What you are asked to do - Take from the data every line in which the word "Capture" is found.

Excerpted data -
....
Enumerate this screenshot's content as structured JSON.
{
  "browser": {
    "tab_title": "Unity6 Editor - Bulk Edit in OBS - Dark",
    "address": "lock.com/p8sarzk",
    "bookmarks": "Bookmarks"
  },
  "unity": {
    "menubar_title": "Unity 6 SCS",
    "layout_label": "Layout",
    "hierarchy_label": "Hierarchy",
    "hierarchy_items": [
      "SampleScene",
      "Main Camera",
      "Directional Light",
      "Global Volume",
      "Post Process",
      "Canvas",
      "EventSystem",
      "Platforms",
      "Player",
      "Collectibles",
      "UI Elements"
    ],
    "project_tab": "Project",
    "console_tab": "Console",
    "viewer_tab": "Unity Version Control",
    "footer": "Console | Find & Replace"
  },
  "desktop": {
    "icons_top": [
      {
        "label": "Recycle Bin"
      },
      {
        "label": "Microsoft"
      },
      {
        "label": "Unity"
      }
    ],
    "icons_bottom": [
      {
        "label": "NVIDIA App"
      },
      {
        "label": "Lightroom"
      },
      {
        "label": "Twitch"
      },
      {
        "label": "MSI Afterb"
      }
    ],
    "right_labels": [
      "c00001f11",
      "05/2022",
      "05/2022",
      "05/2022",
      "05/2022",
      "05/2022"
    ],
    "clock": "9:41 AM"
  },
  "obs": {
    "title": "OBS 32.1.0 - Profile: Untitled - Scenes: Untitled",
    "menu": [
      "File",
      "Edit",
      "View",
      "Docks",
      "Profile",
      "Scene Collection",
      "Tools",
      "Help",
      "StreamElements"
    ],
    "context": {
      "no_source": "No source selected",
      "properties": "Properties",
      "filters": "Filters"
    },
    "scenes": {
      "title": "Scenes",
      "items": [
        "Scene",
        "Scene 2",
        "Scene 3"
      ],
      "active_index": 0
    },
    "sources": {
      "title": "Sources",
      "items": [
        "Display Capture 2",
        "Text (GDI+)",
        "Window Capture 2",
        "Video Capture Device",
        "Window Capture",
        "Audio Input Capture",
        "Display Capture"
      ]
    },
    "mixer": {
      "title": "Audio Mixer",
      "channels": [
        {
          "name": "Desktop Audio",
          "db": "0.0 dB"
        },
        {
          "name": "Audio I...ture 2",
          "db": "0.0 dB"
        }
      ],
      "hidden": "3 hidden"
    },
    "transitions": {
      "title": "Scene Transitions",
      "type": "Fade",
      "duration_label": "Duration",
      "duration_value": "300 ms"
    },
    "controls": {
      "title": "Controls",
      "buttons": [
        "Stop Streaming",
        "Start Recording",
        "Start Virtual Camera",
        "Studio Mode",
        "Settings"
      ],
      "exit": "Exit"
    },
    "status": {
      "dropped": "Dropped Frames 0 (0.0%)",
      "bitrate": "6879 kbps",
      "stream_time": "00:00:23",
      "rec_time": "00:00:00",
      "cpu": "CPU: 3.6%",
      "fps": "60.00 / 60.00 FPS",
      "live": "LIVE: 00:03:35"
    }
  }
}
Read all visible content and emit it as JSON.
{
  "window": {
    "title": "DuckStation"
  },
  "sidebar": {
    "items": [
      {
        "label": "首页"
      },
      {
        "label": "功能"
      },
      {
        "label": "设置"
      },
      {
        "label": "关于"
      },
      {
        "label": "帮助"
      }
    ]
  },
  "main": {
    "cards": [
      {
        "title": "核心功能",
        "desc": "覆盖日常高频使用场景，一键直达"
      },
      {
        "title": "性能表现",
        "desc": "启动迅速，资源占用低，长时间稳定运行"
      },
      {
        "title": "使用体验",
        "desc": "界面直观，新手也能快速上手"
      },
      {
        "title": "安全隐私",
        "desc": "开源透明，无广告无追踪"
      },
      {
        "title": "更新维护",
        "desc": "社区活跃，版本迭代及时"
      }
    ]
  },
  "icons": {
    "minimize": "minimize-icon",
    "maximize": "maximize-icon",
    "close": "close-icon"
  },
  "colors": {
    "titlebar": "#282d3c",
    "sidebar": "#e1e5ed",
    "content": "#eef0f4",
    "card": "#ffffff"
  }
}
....
Result below -
        "Display Capture 2",
        "Window Capture 2",
        "Video Capture Device",
        "Window Capture",
        "Audio Input Capture",
        "Display Capture"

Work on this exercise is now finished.